Managing Fungicide Resistance
Fungicides allow turf managers to reduce the detrimental effects of disease on turf health and playability, making them an integral part of modern turf management systems.
Their benefits, though, come with a challenge: the continued evolution of disease pathogens due to the selection pressures we exert on them. This leads to resistance development, which can be a problem if not managed correctly.
The US has a long history of reported fungicide resistance among turf pathogens. This includes Dollar Spot’s resistance to benzimidazole, dicarboximide and strobilurin fungicide classes; Anthracnose’s resistance to benzimidazole, strobilurin and DMI; strains of Winter Fusarium’s reported insensitivity to iprodione.
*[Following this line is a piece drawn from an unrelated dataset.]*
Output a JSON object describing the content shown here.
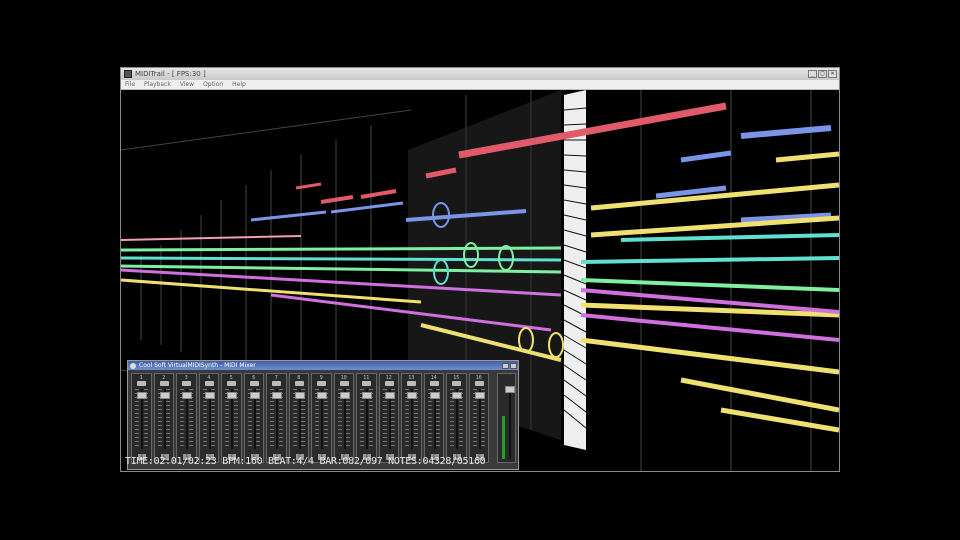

Although pathogen resistance development is not yet a major challenge in the Australian turf industry, it is a real threat. With continued implementation of resistance management practices, though, the threat can be maintained at an acceptable level – without limiting our ability to control pathogens.
How does resistance work?
Fungicide resistance is described in two forms – qualitative and quantitative – and it is useful to understand how both types work.
Here are some key definitions to keep in mind.
Qualitative Resistance – commonly spoken about, this resistance mechanism often occurs when a pathogen population contains either sensitive or resistant individuals, and a natural mutation occurs at the point where a fungicide binds. When this happens, the fungicide cannot disrupt the pathogen’s function, which leads to complete loss of control. The surviving pathogen passes on this change to new progeny, creating a resistant population.
Biochemical Mode of Action – MOA is the pathogen biochemical pathway that is targeted by the fungicide. Fungicide MOA groups are designated by the Fungicide Resistance Action Committee, which provides resistance management guidelines to prolong the effectiveness of ‘at risk’ fungicides and to limit crop losses, should resistance occur.
Multi and Single-Site Fungicides – fungicides are classed as multi-site or single-site. In single-site fungicides, the resistance risk is normally medium to high, as only one change needs to occur in the pathogen for fungicides to become ineffective. Multi-site fungicides are mainly contact fungicides developed before the 1960s. These fungicides have a variety of different fungicide target sites, leading to a reduced resistance risk as more changes are required in the pathogen for it to pass on resistance development.
Cross Resistance – this occurs to different fungicides that share the same MOA. For example, if a pathogen exhibits resistance to trifloxystrobin (Group 11), it would exhibit resistance to other Group 11 fungicides like azoxystrobin. This means we may lose not just one fungicide if resistance develops, but an entire class of chemistry.
How to manage resistance
One of the strongest management techniques we have to deal with resistance is to rotate the fungicide’s MOA. Truly novel fungicide technology that offers new MOA groups doesn’t often become available – even with the considerable investments made by R&D companies. When new technology is developed – for example, VELISTA, the first registered broadspectrum Group 7 fungicide – it gives the industry additional options for rotation. Managers can move from effective but heavily relied upon groups like Group 11 Strobilurin and Group 3 DMIs and rotate with a Group 7 fungicide.
Other measures that help prevent resistance development are:
Rotate, Rotate, Rotate
Alternate MOA groups to remove isolates that develop an insensitivity to a specific MOA. This rotational process means the turf remains sensitive to pathogens and ensures the longevity of fungicide efficacy.
Follow the manufacturer’s directions on best use and maintain application limits during each season/year. Following best practice guidelines for consecutive applications will help reduce resistance development.
Apply the correct rates
Under-application can lead to fungal pathogens that are not fully controlled, creating a greater chance of survival and adaption of the disease.
Use preventative applications
Preventative application maintains a much lower pathogen population. This reduced number of pathogens limits the opportunity for natural mutations that lead to resistance development.
Incorporate multi-site MOA
When appropriate, consider tank mixing low-risk, multi-site fungicides to expand target sites of the fungicide mix.
Practice integrated disease management
Employ sound cultural practices, including appropriate moisture management, irrigation timing, fertilisation, correct pH, aerification, dew removal, mowing, ensuring adequate airflow and shade reduction.
Support new technology
Many new fungicides released are from existing MOA. They may be new chemicals or combination products, but offer little to aid resistance management. To effectively manage disease resistance, new groups are required to break up existing rotations of fungicides. It is important that R&D companies continue to invest in development of new options for the industry to ensure we can manage resistance into the future.
BRENT, K. J. & HOLLOMON, D. W. 1998. Fungicide resistance: the assessment of risk, Global Crop Protection Federation Brussels, Belgium.
DEISING, H. B., REIMANN, S. & PASCHOLATI, S. F. 2008. Mechanisms and significance of fungicide resistance. Braz J Microbiol, 39, 286-95.
FRAC. n.d. Available: [Accessed 2017].
LATIN, R. 2011. A practical guide to turfgrass fungicides, St. Paul, Minn., American Phytopathological Society.